*** Begin section ***

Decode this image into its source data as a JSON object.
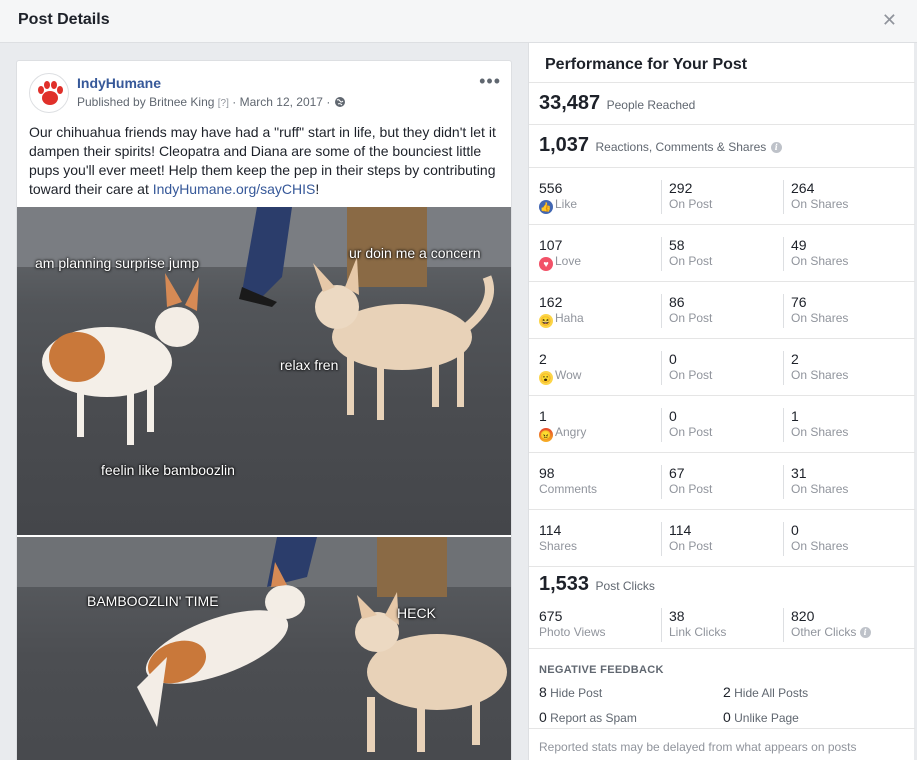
{
  "dialog": {
    "title": "Post Details",
    "close_icon": "close-icon"
  },
  "post": {
    "page_name": "IndyHumane",
    "published_by_prefix": "Published by",
    "author": "Britnee King",
    "help": "[?]",
    "date": "March 12, 2017",
    "separator": "·",
    "more": "•••",
    "text": "Our chihuahua friends may have had a \"ruff\" start in life, but they didn't let it dampen their spirits! Cleopatra and Diana are some of the bounciest little pups you'll ever meet! Help them keep the pep in their steps by contributing toward their care at ",
    "link": "IndyHumane.org/sayCHIS",
    "text_end": "!",
    "photo1_captions": [
      "am planning surprise jump",
      "ur doin me a concern",
      "relax fren",
      "feelin like bamboozlin"
    ],
    "photo2_captions": [
      "BAMBOOZLIN' TIME",
      "HECK"
    ],
    "brand_color": "#e0302a"
  },
  "performance": {
    "title": "Performance for Your Post",
    "reach": {
      "value": "33,487",
      "label": "People Reached"
    },
    "engagement": {
      "value": "1,037",
      "label": "Reactions, Comments & Shares"
    },
    "rows": [
      {
        "icon": "like-icon",
        "total": "556",
        "label": "Like",
        "on_post": "292",
        "on_shares": "264"
      },
      {
        "icon": "love-icon",
        "total": "107",
        "label": "Love",
        "on_post": "58",
        "on_shares": "49"
      },
      {
        "icon": "haha-icon",
        "total": "162",
        "label": "Haha",
        "on_post": "86",
        "on_shares": "76"
      },
      {
        "icon": "wow-icon",
        "total": "2",
        "label": "Wow",
        "on_post": "0",
        "on_shares": "2"
      },
      {
        "icon": "angry-icon",
        "total": "1",
        "label": "Angry",
        "on_post": "0",
        "on_shares": "1"
      },
      {
        "icon": "",
        "total": "98",
        "label": "Comments",
        "on_post": "67",
        "on_shares": "31"
      },
      {
        "icon": "",
        "total": "114",
        "label": "Shares",
        "on_post": "114",
        "on_shares": "0"
      }
    ],
    "on_post_label": "On Post",
    "on_shares_label": "On Shares",
    "clicks": {
      "value": "1,533",
      "label": "Post Clicks"
    },
    "click_breakdown": [
      {
        "value": "675",
        "label": "Photo Views"
      },
      {
        "value": "38",
        "label": "Link Clicks"
      },
      {
        "value": "820",
        "label": "Other Clicks"
      }
    ],
    "negative": {
      "title": "NEGATIVE FEEDBACK",
      "items": [
        {
          "value": "8",
          "label": "Hide Post"
        },
        {
          "value": "2",
          "label": "Hide All Posts"
        },
        {
          "value": "0",
          "label": "Report as Spam"
        },
        {
          "value": "0",
          "label": "Unlike Page"
        }
      ]
    },
    "footer": "Reported stats may be delayed from what appears on posts"
  }
}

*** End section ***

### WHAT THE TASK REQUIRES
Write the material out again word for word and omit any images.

### EXERCISE RESPONSE
Decode this image into its source data as a JSON object.
{
  "dialog": {
    "title": "Post Details",
    "close_icon": "close-icon"
  },
  "post": {
    "page_name": "IndyHumane",
    "published_by_prefix": "Published by",
    "author": "Britnee King",
    "help": "[?]",
    "date": "March 12, 2017",
    "separator": "·",
    "more": "•••",
    "text": "Our chihuahua friends may have had a \"ruff\" start in life, but they didn't let it dampen their spirits! Cleopatra and Diana are some of the bounciest little pups you'll ever meet! Help them keep the pep in their steps by contributing toward their care at ",
    "link": "IndyHumane.org/sayCHIS",
    "text_end": "!",
    "photo1_captions": [
      "am planning surprise jump",
      "ur doin me a concern",
      "relax fren",
      "feelin like bamboozlin"
    ],
    "photo2_captions": [
      "BAMBOOZLIN' TIME",
      "HECK"
    ],
    "brand_color": "#e0302a"
  },
  "performance": {
    "title": "Performance for Your Post",
    "reach": {
      "value": "33,487",
      "label": "People Reached"
    },
    "engagement": {
      "value": "1,037",
      "label": "Reactions, Comments & Shares"
    },
    "rows": [
      {
        "icon": "like-icon",
        "total": "556",
        "label": "Like",
        "on_post": "292",
        "on_shares": "264"
      },
      {
        "icon": "love-icon",
        "total": "107",
        "label": "Love",
        "on_post": "58",
        "on_shares": "49"
      },
      {
        "icon": "haha-icon",
        "total": "162",
        "label": "Haha",
        "on_post": "86",
        "on_shares": "76"
      },
      {
        "icon": "wow-icon",
        "total": "2",
        "label": "Wow",
        "on_post": "0",
        "on_shares": "2"
      },
      {
        "icon": "angry-icon",
        "total": "1",
        "label": "Angry",
        "on_post": "0",
        "on_shares": "1"
      },
      {
        "icon": "",
        "total": "98",
        "label": "Comments",
        "on_post": "67",
        "on_shares": "31"
      },
      {
        "icon": "",
        "total": "114",
        "label": "Shares",
        "on_post": "114",
        "on_shares": "0"
      }
    ],
    "on_post_label": "On Post",
    "on_shares_label": "On Shares",
    "clicks": {
      "value": "1,533",
      "label": "Post Clicks"
    },
    "click_breakdown": [
      {
        "value": "675",
        "label": "Photo Views"
      },
      {
        "value": "38",
        "label": "Link Clicks"
      },
      {
        "value": "820",
        "label": "Other Clicks"
      }
    ],
    "negative": {
      "title": "NEGATIVE FEEDBACK",
      "items": [
        {
          "value": "8",
          "label": "Hide Post"
        },
        {
          "value": "2",
          "label": "Hide All Posts"
        },
        {
          "value": "0",
          "label": "Report as Spam"
        },
        {
          "value": "0",
          "label": "Unlike Page"
        }
      ]
    },
    "footer": "Reported stats may be delayed from what appears on posts"
  }
}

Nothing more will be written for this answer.